** Exercise description **
Copy every entry exactly.

Start of Material for the task

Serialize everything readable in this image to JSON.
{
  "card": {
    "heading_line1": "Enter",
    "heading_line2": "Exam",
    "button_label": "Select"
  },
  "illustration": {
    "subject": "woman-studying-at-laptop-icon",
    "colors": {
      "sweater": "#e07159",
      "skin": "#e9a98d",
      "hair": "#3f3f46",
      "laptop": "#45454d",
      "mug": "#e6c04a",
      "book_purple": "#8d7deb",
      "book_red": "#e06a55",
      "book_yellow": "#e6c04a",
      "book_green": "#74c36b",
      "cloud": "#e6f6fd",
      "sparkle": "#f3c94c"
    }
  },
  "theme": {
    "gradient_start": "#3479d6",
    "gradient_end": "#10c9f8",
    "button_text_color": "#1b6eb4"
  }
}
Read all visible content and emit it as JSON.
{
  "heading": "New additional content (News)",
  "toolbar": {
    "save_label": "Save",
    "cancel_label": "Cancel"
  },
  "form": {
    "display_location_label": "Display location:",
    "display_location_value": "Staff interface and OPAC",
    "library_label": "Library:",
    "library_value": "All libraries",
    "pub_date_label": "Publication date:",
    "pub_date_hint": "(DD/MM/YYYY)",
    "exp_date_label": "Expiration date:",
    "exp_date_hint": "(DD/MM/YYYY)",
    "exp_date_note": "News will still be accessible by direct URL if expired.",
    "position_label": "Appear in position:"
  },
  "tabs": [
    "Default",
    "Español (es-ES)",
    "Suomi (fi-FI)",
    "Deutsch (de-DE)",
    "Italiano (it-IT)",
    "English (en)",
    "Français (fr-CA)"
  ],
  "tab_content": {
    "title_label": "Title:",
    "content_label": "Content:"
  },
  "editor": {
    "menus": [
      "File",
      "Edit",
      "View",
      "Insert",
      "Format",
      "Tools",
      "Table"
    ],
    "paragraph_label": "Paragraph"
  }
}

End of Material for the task

** Solution for this task **
Serialize everything readable in this image to JSON.
{
  "card": {
    "heading_line1": "Enter",
    "heading_line2": "Exam",
    "button_label": "Select"
  },
  "illustration": {
    "subject": "woman-studying-at-laptop-icon",
    "colors": {
      "sweater": "#e07159",
      "skin": "#e9a98d",
      "hair": "#3f3f46",
      "laptop": "#45454d",
      "mug": "#e6c04a",
      "book_purple": "#8d7deb",
      "book_red": "#e06a55",
      "book_yellow": "#e6c04a",
      "book_green": "#74c36b",
      "cloud": "#e6f6fd",
      "sparkle": "#f3c94c"
    }
  },
  "theme": {
    "gradient_start": "#3479d6",
    "gradient_end": "#10c9f8",
    "button_text_color": "#1b6eb4"
  }
}
Read all visible content and emit it as JSON.
{
  "heading": "New additional content (News)",
  "toolbar": {
    "save_label": "Save",
    "cancel_label": "Cancel"
  },
  "form": {
    "display_location_label": "Display location:",
    "display_location_value": "Staff interface and OPAC",
    "library_label": "Library:",
    "library_value": "All libraries",
    "pub_date_label": "Publication date:",
    "pub_date_hint": "(DD/MM/YYYY)",
    "exp_date_label": "Expiration date:",
    "exp_date_hint": "(DD/MM/YYYY)",
    "exp_date_note": "News will still be accessible by direct URL if expired.",
    "position_label": "Appear in position:"
  },
  "tabs": [
    "Default",
    "Español (es-ES)",
    "Suomi (fi-FI)",
    "Deutsch (de-DE)",
    "Italiano (it-IT)",
    "English (en)",
    "Français (fr-CA)"
  ],
  "tab_content": {
    "title_label": "Title:",
    "content_label": "Content:"
  },
  "editor": {
    "menus": [
      "File",
      "Edit",
      "View",
      "Insert",
      "Format",
      "Tools",
      "Table"
    ],
    "paragraph_label": "Paragraph"
  }
}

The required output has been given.